This book is a brilliant use of the liturgical year to bring readers into a wholly Catholic AND wholly Black AND wholly female experience, imagining what the church can be for all people. It doesn’t try to convince the reader to change their mind about what they might think about Black people in the church; it simply bears witness to experience, reminding Catholics and Christians of other denominations what is already true about our faith and asking us to consider how this should shape our response to people from different cultures and backgrounds who also worship Jesus as Savior and Lord. A beautiful primer on Catholic social teaching and Black culture and womanhood in the Church. I’m Immediately sending a recommendation to all my Catholic friends—they need these women. That’s the point really. We are all necessary members of the body, and that means the body of Christ will be necessarily but multi colored, multiethnic, multicultural. it’s especially important that Shannon and Marcia’s stories are told, because they have the stories we’ve been neglecting in favor of a Eurocentric Faith that demands uniformity in sacrifice of the beautiful diversity God has made.
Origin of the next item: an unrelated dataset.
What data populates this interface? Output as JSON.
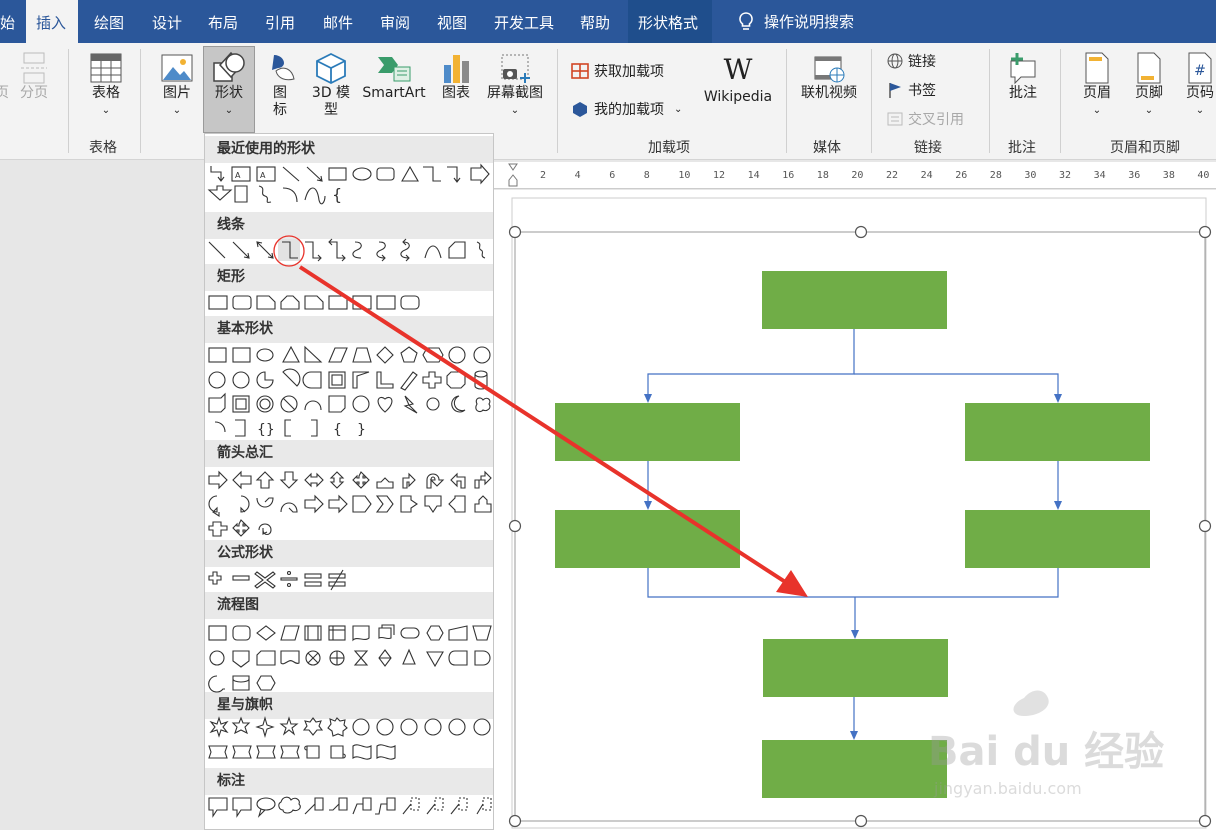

Funny, wise, insightful, heartfelt, inclusive, challenging, vulnerable, unique. . . just a few words that describe this book! When I finished reading, I felt inspired to bring my whole, authentic self to the Church, and now have a better understanding of how to help others do the same. Shannon and Marcia have written a timely, faithful and enjoyable book for anyone who wants to know better so they can do better. Both informative and inspiring, Fat Luther, Slim Pickin's walks the reader through the liturgical year. As with any year in the life of the Church, it's a journey with the Lord and it would be hard to finish this book the same person as when you started.
With solid scriptural understanding and church teachings, poignant personal stories, helpful explanations of Black culture and history, and holy companions as examples, Shannon and Marcia offer a way forward for us as individuals and for the Church.
Sometimes I feel discouraged that as a white mom in the middle of raising my kids in the suburban Midwest there is not much I can do personally to heal the divisions I see in America or in our Church. After reading this book, I feel hopeful. I will start where I am, with what I have, with the work that is in front of me. I pray that many others will pick up this book and both feel seen and see more clearly. This is the right book at the right time, and I am grateful to Ave Maria press for publishing it, and to Shannon and Marcia for sharing their wisdom, their experiences and their honest selves so generously in this book.
Every so often, I read a book that offers a spiritual perspective that is so unique it is striking. I had that experience as I pondered Fat Luther, Slim Pickin's: A Black Catholic Celebration of Faith, Tradition, and Diversity.
The tone is conversational and engaging. Authors Marcia Lane-McGee and Shannon Wimp Schmidt offer inspiration and encouragement as they describe their experiences as people of color in the Catholic Church. The authors have created a work that is both inviting and challenging and is a thorough delight to read and relish.
This book is a much-needed resource to promote inclusivity and engagement within the Church. In short, it is an important, insightful book for a time such as this.